> **How to complete this task**: Gather the lines below that include the string "icon", copying each in full.

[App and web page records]
%%

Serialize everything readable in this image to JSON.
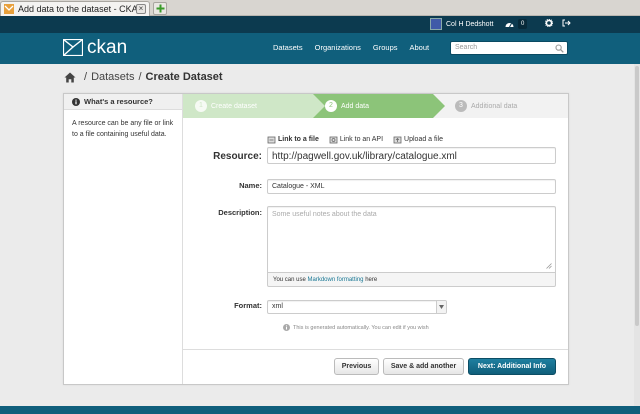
{
  "browser": {
    "tab_title": "Add data to the dataset - CKAN",
    "close_glyph": "×",
    "new_tab_glyph": "+"
  },
  "account": {
    "user_name": "Col H Dedshott",
    "dashboard_count": "0"
  },
  "masthead": {
    "logo_text": "ckan",
    "nav": [
      "Datasets",
      "Organizations",
      "Groups",
      "About"
    ],
    "search_placeholder": "Search"
  },
  "breadcrumb": {
    "separator": "/",
    "items": [
      "Datasets",
      "Create Dataset"
    ]
  },
  "aside": {
    "heading": "What's a resource?",
    "body": "A resource can be any file or link to a file containing useful data."
  },
  "stages": [
    {
      "number": "1",
      "label": "Create dataset"
    },
    {
      "number": "2",
      "label": "Add data"
    },
    {
      "number": "3",
      "label": "Additional data"
    }
  ],
  "form": {
    "resource_links": [
      "Link to a file",
      "Link to an API",
      "Upload a file"
    ],
    "resource_label": "Resource:",
    "resource_value": "http://pagwell.gov.uk/library/catalogue.xml",
    "name_label": "Name:",
    "name_value": "Catalogue - XML",
    "description_label": "Description:",
    "description_placeholder": "Some useful notes about the data",
    "description_note_prefix": "You can use",
    "description_note_link": "Markdown formatting",
    "description_note_suffix": "here",
    "format_label": "Format:",
    "format_value": "xml",
    "format_help": "This is generated automatically. You can edit if you wish"
  },
  "actions": {
    "previous": "Previous",
    "save_add": "Save & add another",
    "next": "Next: Additional Info"
  },
  "colors": {
    "masthead": "#105f7c",
    "account_bar": "#0c3a4f",
    "stage_active": "#8cc479",
    "stage_done": "#cfe7c7",
    "primary_button": "#105e7a"
  }
}
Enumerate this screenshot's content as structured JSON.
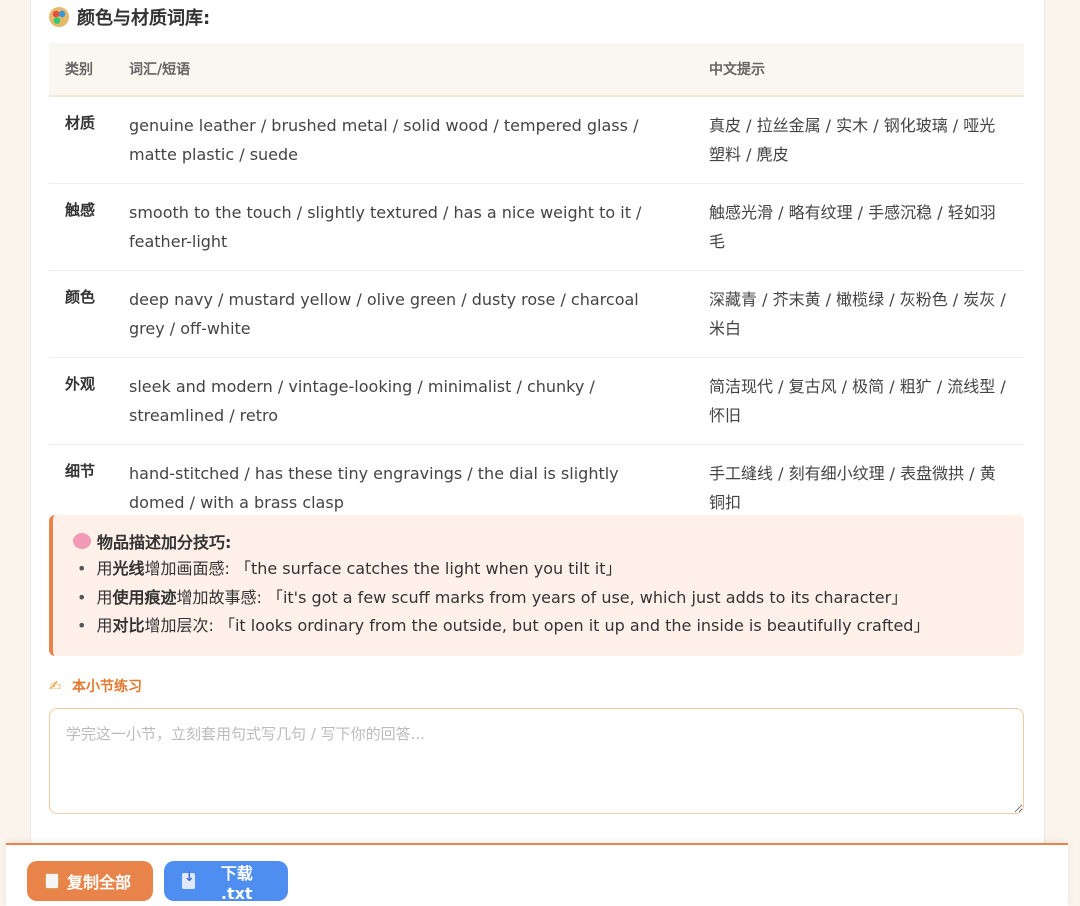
{
  "section": {
    "title": "颜色与材质词库:",
    "icon": "palette-icon"
  },
  "table": {
    "headers": [
      "类别",
      "词汇/短语",
      "中文提示"
    ],
    "rows": [
      {
        "category": "材质",
        "english": "genuine leather / brushed metal / solid wood / tempered glass / matte plastic / suede",
        "chinese": "真皮 / 拉丝金属 / 实木 / 钢化玻璃 / 哑光塑料 / 麂皮"
      },
      {
        "category": "触感",
        "english": "smooth to the touch / slightly textured / has a nice weight to it / feather-light",
        "chinese": "触感光滑 / 略有纹理 / 手感沉稳 / 轻如羽毛"
      },
      {
        "category": "颜色",
        "english": "deep navy / mustard yellow / olive green / dusty rose / charcoal grey / off-white",
        "chinese": "深藏青 / 芥末黄 / 橄榄绿 / 灰粉色 / 炭灰 / 米白"
      },
      {
        "category": "外观",
        "english": "sleek and modern / vintage-looking / minimalist / chunky / streamlined / retro",
        "chinese": "简洁现代 / 复古风 / 极简 / 粗犷 / 流线型 / 怀旧"
      },
      {
        "category": "细节",
        "english": "hand-stitched / has these tiny engravings / the dial is slightly domed / with a brass clasp",
        "chinese": "手工缝线 / 刻有细小纹理 / 表盘微拱 / 黄铜扣"
      }
    ]
  },
  "tips": {
    "title": "物品描述加分技巧:",
    "icon": "brain-icon",
    "items": [
      {
        "pre": "用",
        "bold": "光线",
        "post": "增加画面感: 「the surface catches the light when you tilt it」"
      },
      {
        "pre": "用",
        "bold": "使用痕迹",
        "post": "增加故事感: 「it's got a few scuff marks from years of use, which just adds to its character」"
      },
      {
        "pre": "用",
        "bold": "对比",
        "post": "增加层次: 「it looks ordinary from the outside, but open it up and the inside is beautifully crafted」"
      }
    ]
  },
  "practice": {
    "label": "本小节练习",
    "icon": "writing-hand-icon",
    "placeholder": "学完这一小节，立刻套用句式写几句 / 写下你的回答...",
    "value": ""
  },
  "bottom_bar": {
    "copy_label": "复制全部",
    "download_label": "下载 .txt"
  },
  "colors": {
    "accent_orange": "#e8834a",
    "accent_blue": "#4d8ef0",
    "tips_background": "#fff1ea"
  }
}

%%

> **Exercise result**:
    "icon": "palette-icon"
    "icon": "brain-icon",
    "icon": "writing-hand-icon",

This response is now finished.